Assignment → Copy out every line of the records in which "screenshot" can be found.

-- Opening Marker --

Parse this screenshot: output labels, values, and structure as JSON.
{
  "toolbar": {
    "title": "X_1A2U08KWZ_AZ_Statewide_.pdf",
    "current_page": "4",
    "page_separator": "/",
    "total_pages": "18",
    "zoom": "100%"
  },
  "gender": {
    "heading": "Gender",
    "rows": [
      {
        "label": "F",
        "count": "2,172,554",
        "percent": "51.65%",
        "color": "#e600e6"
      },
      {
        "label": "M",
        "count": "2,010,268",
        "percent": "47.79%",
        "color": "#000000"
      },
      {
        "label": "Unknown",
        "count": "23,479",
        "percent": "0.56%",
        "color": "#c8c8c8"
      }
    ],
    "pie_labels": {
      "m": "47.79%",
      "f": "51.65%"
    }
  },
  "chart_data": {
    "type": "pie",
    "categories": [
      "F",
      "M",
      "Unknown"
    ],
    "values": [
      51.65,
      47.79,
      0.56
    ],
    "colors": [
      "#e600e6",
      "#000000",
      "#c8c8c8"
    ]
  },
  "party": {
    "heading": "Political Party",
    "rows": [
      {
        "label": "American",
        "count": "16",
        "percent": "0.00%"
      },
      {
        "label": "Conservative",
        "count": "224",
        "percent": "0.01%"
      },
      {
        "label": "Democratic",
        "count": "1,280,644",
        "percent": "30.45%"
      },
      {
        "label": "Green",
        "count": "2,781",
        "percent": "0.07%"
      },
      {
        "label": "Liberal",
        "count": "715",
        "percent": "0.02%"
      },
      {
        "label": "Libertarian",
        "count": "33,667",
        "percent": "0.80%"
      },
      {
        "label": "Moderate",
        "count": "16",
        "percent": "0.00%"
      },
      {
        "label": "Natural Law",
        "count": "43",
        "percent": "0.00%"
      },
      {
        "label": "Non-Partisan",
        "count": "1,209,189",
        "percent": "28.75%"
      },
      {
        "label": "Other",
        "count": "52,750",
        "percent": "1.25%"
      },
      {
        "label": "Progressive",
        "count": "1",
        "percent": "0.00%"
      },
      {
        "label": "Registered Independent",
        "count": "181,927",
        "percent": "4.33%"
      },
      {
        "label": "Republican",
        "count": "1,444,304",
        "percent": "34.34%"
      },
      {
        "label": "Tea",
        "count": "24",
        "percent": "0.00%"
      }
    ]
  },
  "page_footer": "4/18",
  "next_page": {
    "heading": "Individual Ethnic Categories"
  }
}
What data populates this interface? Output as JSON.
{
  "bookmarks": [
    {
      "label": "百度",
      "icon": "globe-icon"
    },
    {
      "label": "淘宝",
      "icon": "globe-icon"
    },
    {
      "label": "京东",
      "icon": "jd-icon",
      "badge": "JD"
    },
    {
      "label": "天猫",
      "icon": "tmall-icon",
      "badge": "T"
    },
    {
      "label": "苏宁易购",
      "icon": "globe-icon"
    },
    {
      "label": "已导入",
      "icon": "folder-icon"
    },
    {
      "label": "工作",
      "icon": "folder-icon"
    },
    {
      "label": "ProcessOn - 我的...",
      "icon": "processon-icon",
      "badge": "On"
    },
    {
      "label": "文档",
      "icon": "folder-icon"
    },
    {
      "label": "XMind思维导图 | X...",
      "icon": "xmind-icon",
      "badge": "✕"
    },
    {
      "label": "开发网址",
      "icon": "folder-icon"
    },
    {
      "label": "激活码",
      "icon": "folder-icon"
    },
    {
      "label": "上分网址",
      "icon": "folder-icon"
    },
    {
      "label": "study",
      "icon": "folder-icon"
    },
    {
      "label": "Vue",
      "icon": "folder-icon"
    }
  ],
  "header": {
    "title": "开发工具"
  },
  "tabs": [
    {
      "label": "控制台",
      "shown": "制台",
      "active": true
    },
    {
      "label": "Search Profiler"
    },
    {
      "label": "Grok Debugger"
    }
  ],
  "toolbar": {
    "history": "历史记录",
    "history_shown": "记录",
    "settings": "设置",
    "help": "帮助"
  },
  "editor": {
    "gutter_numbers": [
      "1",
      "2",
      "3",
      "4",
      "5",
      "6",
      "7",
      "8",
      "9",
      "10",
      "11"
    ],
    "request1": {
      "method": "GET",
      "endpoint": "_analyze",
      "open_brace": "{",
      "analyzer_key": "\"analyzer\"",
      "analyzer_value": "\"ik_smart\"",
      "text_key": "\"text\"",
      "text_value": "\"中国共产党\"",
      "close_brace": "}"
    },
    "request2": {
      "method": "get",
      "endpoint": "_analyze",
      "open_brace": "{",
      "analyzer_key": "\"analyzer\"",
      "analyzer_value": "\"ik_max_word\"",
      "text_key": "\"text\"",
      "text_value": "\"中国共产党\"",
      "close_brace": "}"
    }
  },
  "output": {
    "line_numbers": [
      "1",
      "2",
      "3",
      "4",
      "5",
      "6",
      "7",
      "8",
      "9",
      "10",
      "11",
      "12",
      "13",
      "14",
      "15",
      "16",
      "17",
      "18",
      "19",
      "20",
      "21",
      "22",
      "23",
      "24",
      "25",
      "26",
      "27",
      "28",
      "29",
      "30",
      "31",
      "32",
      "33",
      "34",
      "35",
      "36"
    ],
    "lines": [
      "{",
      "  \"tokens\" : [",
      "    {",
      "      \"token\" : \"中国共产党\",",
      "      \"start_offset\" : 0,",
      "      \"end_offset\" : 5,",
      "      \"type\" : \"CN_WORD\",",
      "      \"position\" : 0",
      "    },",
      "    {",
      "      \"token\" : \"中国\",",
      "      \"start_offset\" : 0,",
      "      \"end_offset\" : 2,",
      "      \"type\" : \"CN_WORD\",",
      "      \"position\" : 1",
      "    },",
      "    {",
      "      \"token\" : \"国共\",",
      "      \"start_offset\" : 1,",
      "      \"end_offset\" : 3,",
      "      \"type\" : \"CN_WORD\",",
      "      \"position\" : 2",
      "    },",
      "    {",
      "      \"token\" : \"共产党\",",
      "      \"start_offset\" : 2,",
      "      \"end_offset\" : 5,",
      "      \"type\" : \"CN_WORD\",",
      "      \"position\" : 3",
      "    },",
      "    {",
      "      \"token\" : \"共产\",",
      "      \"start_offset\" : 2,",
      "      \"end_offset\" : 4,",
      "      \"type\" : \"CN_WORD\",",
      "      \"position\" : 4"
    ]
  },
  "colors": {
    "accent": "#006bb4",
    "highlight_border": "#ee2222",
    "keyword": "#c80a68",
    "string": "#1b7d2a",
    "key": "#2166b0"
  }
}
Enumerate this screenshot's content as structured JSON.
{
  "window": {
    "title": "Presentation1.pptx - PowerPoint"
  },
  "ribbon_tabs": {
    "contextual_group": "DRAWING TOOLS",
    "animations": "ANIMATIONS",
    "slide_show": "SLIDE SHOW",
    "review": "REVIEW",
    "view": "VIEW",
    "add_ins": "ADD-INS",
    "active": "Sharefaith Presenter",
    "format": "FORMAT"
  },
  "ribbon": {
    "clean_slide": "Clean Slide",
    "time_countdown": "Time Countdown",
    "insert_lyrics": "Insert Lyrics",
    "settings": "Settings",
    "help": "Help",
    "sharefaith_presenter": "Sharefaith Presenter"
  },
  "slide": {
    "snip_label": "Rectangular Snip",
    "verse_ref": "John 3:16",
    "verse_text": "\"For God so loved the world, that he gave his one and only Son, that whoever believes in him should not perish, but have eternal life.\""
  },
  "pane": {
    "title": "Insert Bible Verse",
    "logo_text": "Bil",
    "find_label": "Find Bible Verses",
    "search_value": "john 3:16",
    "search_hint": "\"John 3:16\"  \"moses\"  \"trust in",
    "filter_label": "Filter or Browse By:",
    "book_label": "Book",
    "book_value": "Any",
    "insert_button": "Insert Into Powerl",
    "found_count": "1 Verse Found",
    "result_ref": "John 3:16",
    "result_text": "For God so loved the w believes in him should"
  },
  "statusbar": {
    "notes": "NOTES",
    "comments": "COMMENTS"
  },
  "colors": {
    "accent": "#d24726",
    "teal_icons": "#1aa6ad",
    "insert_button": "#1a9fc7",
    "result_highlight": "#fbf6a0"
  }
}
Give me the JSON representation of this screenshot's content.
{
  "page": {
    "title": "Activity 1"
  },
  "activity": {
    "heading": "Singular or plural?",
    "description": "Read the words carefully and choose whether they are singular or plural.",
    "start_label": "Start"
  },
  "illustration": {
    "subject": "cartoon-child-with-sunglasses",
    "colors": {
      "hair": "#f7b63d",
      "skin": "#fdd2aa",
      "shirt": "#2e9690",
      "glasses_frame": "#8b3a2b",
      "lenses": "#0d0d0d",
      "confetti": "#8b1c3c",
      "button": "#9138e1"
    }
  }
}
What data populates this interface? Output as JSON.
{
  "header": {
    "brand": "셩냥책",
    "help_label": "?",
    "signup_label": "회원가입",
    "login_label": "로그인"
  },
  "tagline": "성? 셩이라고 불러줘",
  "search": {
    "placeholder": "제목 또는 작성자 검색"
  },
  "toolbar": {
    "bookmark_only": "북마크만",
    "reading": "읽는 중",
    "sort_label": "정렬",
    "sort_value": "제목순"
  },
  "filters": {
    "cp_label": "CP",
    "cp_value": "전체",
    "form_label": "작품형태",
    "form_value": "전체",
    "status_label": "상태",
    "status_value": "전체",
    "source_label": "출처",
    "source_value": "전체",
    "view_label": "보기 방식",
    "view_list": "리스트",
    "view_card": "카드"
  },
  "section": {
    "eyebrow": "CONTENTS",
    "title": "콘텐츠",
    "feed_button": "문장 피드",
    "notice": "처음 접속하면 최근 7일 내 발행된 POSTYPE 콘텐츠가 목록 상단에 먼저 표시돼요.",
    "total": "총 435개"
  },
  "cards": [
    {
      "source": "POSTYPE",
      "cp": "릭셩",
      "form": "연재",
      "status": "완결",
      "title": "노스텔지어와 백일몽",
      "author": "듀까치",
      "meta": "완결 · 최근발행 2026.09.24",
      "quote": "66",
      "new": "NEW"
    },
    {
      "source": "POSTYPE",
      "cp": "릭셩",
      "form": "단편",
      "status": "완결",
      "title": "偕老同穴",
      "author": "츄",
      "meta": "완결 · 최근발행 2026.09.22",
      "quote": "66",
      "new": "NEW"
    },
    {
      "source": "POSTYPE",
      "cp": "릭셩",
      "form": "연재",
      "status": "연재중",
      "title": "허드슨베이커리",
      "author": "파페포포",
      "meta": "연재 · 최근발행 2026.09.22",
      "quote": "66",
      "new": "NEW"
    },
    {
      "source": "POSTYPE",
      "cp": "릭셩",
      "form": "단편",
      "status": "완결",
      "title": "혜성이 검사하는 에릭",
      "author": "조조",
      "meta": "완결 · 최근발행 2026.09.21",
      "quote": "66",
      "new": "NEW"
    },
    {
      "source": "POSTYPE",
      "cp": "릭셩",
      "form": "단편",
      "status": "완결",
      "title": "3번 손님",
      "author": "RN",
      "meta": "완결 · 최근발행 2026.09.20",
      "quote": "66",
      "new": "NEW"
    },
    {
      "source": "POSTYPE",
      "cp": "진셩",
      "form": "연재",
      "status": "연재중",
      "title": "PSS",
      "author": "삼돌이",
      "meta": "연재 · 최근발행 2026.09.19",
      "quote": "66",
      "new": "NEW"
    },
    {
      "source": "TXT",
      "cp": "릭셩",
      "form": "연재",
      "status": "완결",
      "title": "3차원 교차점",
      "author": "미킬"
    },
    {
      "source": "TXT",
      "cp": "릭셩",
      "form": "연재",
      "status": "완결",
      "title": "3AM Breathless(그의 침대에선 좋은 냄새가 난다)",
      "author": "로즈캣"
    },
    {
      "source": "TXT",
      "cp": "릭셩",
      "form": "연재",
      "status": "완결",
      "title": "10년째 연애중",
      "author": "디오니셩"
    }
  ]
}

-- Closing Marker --

Answer box →
Parse this screenshot: output labels, values, and structure as JSON.
Enumerate this screenshot's content as structured JSON.
Give me the JSON representation of this screenshot's content.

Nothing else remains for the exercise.